The SAS 70/SSAE 16 reports will not contain everything necessary for a cloud risk assessment to determine data center security and resiliency. Consequently, an organization must develop its own custom due diligence questions for the potential cloud service provider or risk missing potential risks.
For example, San Antonio, Texas-based Rackspace Hosting Inc. provides a thorough SAS 70 Type II report that provides insight into how the cloud provider secures its internal operations. However, in 2009 Rackspace was forced to issue service credits totaling between $2.5 and $3.5 million because of an outage caused by a lack of redundancy in its electrical infrastructure. This wasn’t the first time the lack of electrical system redundancy had caused problems for Rackspace; it also suffered an outage in November 2007. The lack of electrical system redundancy was probably never reported on the SAS 70 Type II reports because it was never audited. Rackspace has worked to rectify this issue and now offers 100% uptime SLAs, including their power infrastructure; this is an example of what can be missed on a SAS 70/SSAE 16 report.
There is a defined set of standards for data center security and resiliency that can be used as a reference when developing custom cloud service provider due diligence processes. The Telecommunications Industry Association (TIA) 942 standard is a complex set of detailed specifications for rating data centers on their security and resiliency capabilities. The lowest rated data center is considered a Tier 1, while the highest rated data center is considered a Tier 4. The higher the rating, the better the built-in security and resiliency features. A Tier 1 data center may not have a UPS or generator and will have an annual downtime of 28.8 hours. A Tier 4 data center has every power, network, security and environmental control duplicated to limit downtime to just 0.4 hours annually.
It is these differing levels of redundancy that can explain a lot of the variability in cloud services pricing. It is important to consider the value and risk of the information that will be hosted in the cloud and match it to the appropriate data center tier. Not all applications are mission critical and require the level of redundancy -- and therefore the costs -- required by Tier 4.

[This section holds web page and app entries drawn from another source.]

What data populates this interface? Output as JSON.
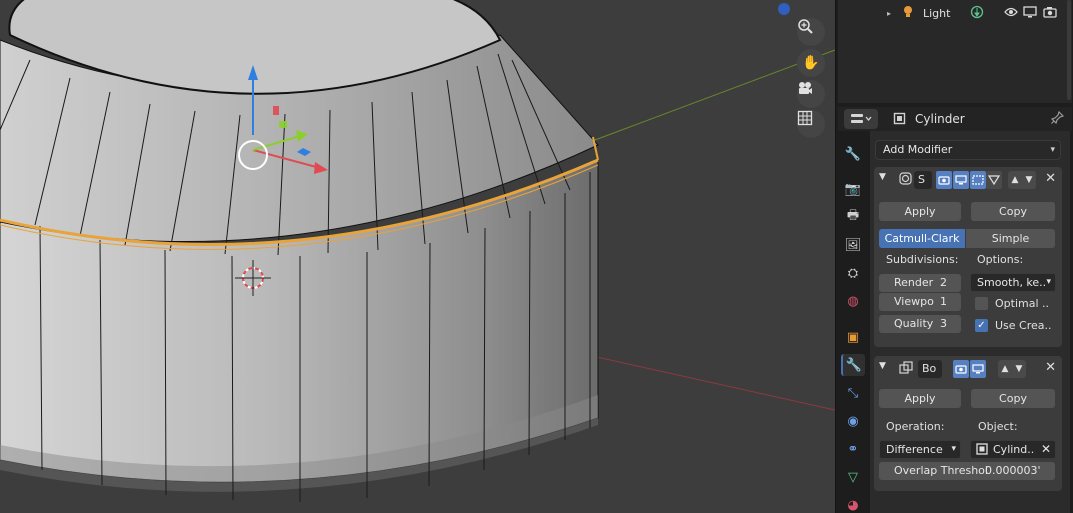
{
  "outliner": {
    "row_label": "Light"
  },
  "properties_header": {
    "object_name": "Cylinder"
  },
  "add_modifier": {
    "label": "Add Modifier"
  },
  "subsurf": {
    "name_short": "S",
    "apply_label": "Apply",
    "copy_label": "Copy",
    "mode_on": "Catmull-Clark",
    "mode_off": "Simple",
    "subdivisions_label": "Subdivisions:",
    "options_label": "Options:",
    "render_label": "Render",
    "render_value": "2",
    "viewport_label": "Viewpo",
    "viewport_value": "1",
    "quality_label": "Quality",
    "quality_value": "3",
    "uv_smooth_value": "Smooth, ke..",
    "optimal_label": "Optimal ..",
    "use_crease_label": "Use Crea.."
  },
  "boolean": {
    "name_short": "Bo",
    "apply_label": "Apply",
    "copy_label": "Copy",
    "operation_label": "Operation:",
    "object_label": "Object:",
    "operation_value": "Difference",
    "object_value": "Cylind..",
    "overlap_label": "Overlap Threshol",
    "overlap_value": "0.000003'"
  },
  "colors": {
    "selection_edge": "#e8a33a",
    "accent": "#4772b3",
    "axis_x": "#b5454e",
    "axis_y": "#7fa12f"
  }
}
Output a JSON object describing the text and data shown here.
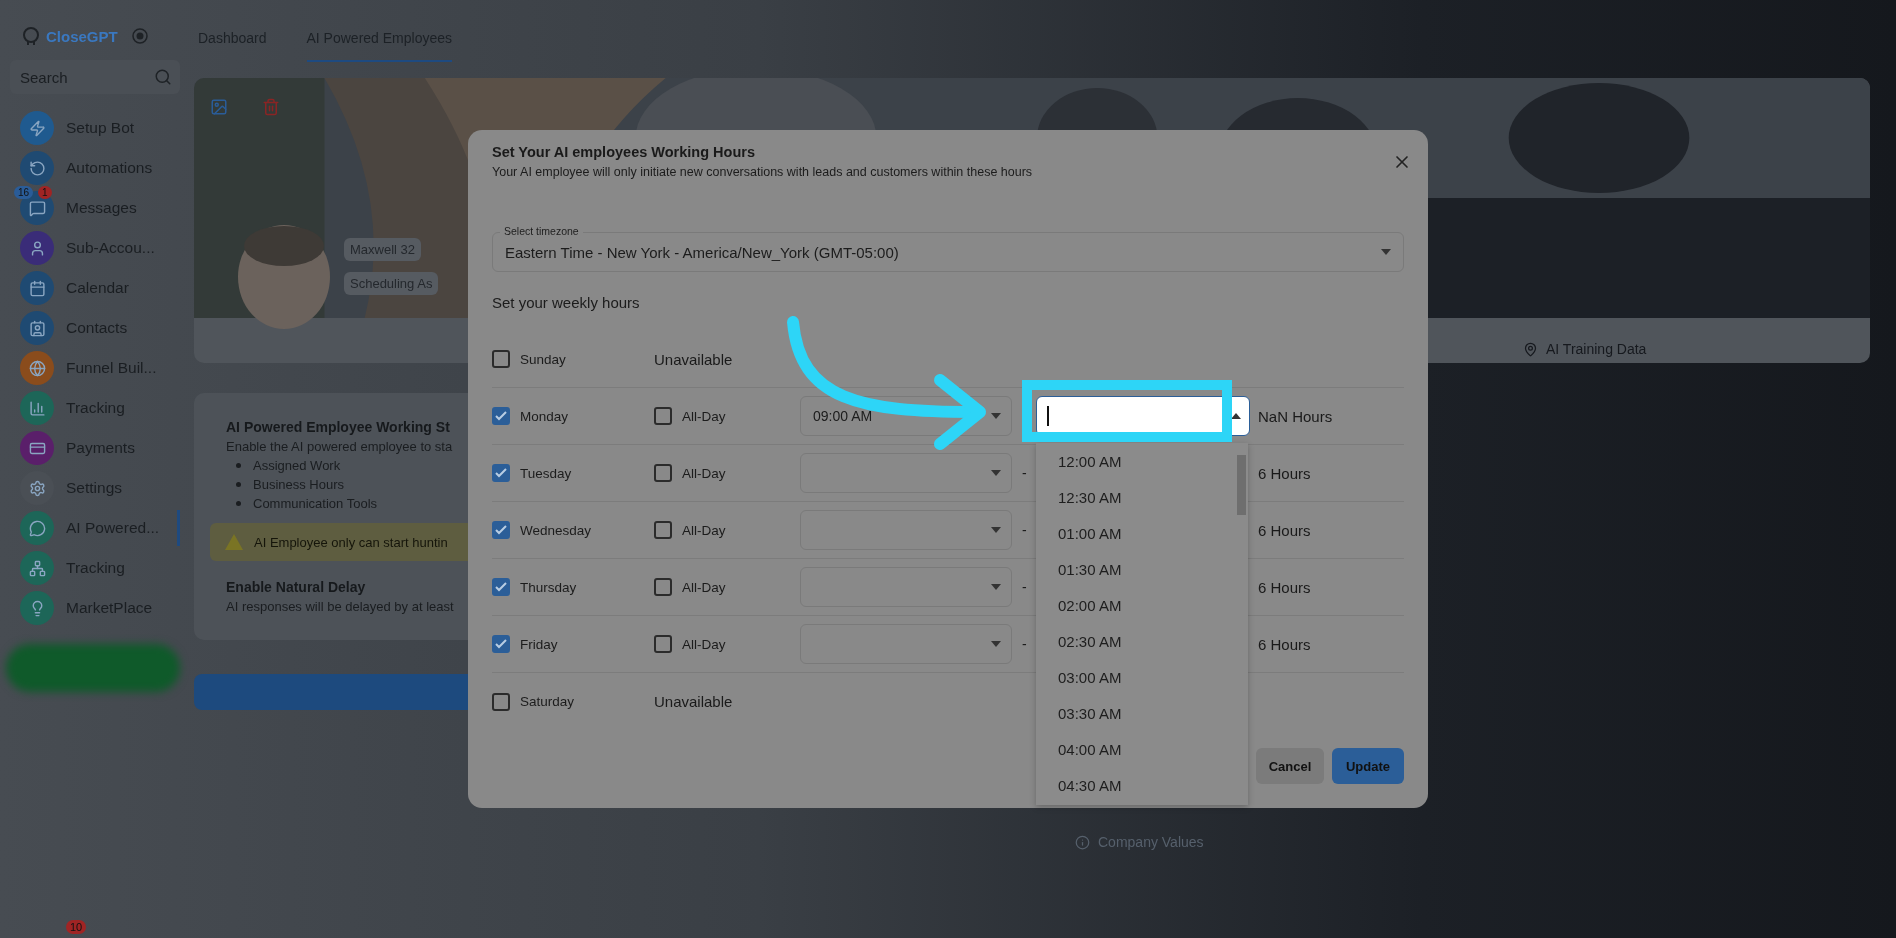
{
  "sidebar": {
    "logo": "CloseGPT",
    "search": {
      "placeholder": "Search"
    },
    "items": [
      {
        "label": "Setup Bot",
        "selected": false,
        "color": "#1f5a8f"
      },
      {
        "label": "Automations",
        "selected": false,
        "color": "#1f4a72"
      },
      {
        "label": "Messages",
        "selected": false,
        "color": "#1f4a72",
        "count": "16",
        "unread": "1"
      },
      {
        "label": "Sub-Accou...",
        "selected": false,
        "color": "#3a2c78"
      },
      {
        "label": "Calendar",
        "selected": false,
        "color": "#1f4a72"
      },
      {
        "label": "Contacts",
        "selected": false,
        "color": "#1f4a72"
      },
      {
        "label": "Funnel Buil...",
        "selected": false,
        "color": "#8a4c1c"
      },
      {
        "label": "Tracking",
        "selected": false,
        "color": "#1d6658"
      },
      {
        "label": "Payments",
        "selected": false,
        "color": "#5a1f6a"
      },
      {
        "label": "Settings",
        "selected": false,
        "color": "#4a4f55"
      },
      {
        "label": "AI Powered...",
        "selected": true,
        "color": "#1d6658"
      },
      {
        "label": "Tracking",
        "selected": false,
        "color": "#1d6658"
      },
      {
        "label": "MarketPlace",
        "selected": false,
        "color": "#1d6658"
      }
    ],
    "bottom_badge": "10"
  },
  "nav_tabs": [
    {
      "label": "Dashboard",
      "selected": false
    },
    {
      "label": "AI Powered Employees",
      "selected": true
    }
  ],
  "profile": {
    "name": "Maxwell 32",
    "role": "Scheduling As"
  },
  "working_card": {
    "title": "AI Powered Employee Working St",
    "description": "Enable the AI powered employee to sta",
    "bullets": [
      "Assigned Work",
      "Business Hours",
      "Communication Tools"
    ],
    "warning": "AI Employee only can start huntin",
    "delay_title": "Enable Natural Delay",
    "delay_text": "AI responses will be delayed by at least"
  },
  "side_tabs": [
    {
      "label": "AI Training Data"
    }
  ],
  "company_values": "Company Values",
  "dialog": {
    "title": "Set Your AI employees Working Hours",
    "subtitle": "Your AI employee will only initiate new conversations with leads and customers within these hours",
    "timezone": {
      "label": "Select timezone",
      "value": "Eastern Time - New York - America/New_York (GMT-05:00)"
    },
    "section_label": "Set your weekly hours",
    "days": [
      {
        "name": "Sunday",
        "checked": false,
        "status": "Unavailable"
      },
      {
        "name": "Monday",
        "checked": true,
        "all_day": false,
        "all_day_label": "All-Day",
        "start": "09:00 AM",
        "end_focused": true,
        "hours": "NaN Hours"
      },
      {
        "name": "Tuesday",
        "checked": true,
        "all_day": false,
        "all_day_label": "All-Day",
        "separator": "-",
        "end_focused": false,
        "hours": "6 Hours"
      },
      {
        "name": "Wednesday",
        "checked": true,
        "all_day": false,
        "all_day_label": "All-Day",
        "separator": "-",
        "end_focused": false,
        "hours": "6 Hours"
      },
      {
        "name": "Thursday",
        "checked": true,
        "all_day": false,
        "all_day_label": "All-Day",
        "separator": "-",
        "end_focused": false,
        "hours": "6 Hours"
      },
      {
        "name": "Friday",
        "checked": true,
        "all_day": false,
        "all_day_label": "All-Day",
        "separator": "-",
        "end_focused": false,
        "hours": "6 Hours"
      },
      {
        "name": "Saturday",
        "checked": false,
        "status": "Unavailable"
      }
    ],
    "time_options": [
      "12:00 AM",
      "12:30 AM",
      "01:00 AM",
      "01:30 AM",
      "02:00 AM",
      "02:30 AM",
      "03:00 AM",
      "03:30 AM",
      "04:00 AM",
      "04:30 AM"
    ],
    "cancel": "Cancel",
    "update": "Update"
  }
}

Another important consideration in the due diligence process is the geographic location of the data center. This type of information may not be something that a cloud service provider wants to share. Some may offer full tours of their data centers, but that is usually a sign that security is not their primary focus. The geographic location is important because it will determine the regulatory and legal environment that will apply to company data hosted in the cloud. A cloud service provider should not be required to divulge exact street addresses of its data centers, but the geographic region can be generally identified for determining regulatory and legal requirements.
The cloud phenomenon has created an environment where IT assets can be deployed so rapidly that questions don’t get asked about something as important as the data center where the cloud lives. There are vast differences in the levels of data center capabilities offered from today’s cloud service providers. Companies must consider choosing cloud service providers similar to how they consider choosing banks or other financial services. They may not actually get to see the bank vault, but they must take steps to know their money is safe inside it. The same should be true with company data.
About the author:
Joseph Granneman, CISSP, has over 20 years in information technology and security with experience in both healthcare and financial services. He has been involved in the Health Information Security and Privacy Working Group for Illinois, the Certification Commission for Health Information Technology (CCHIT) Security Working Group, and is an active InfraGard member.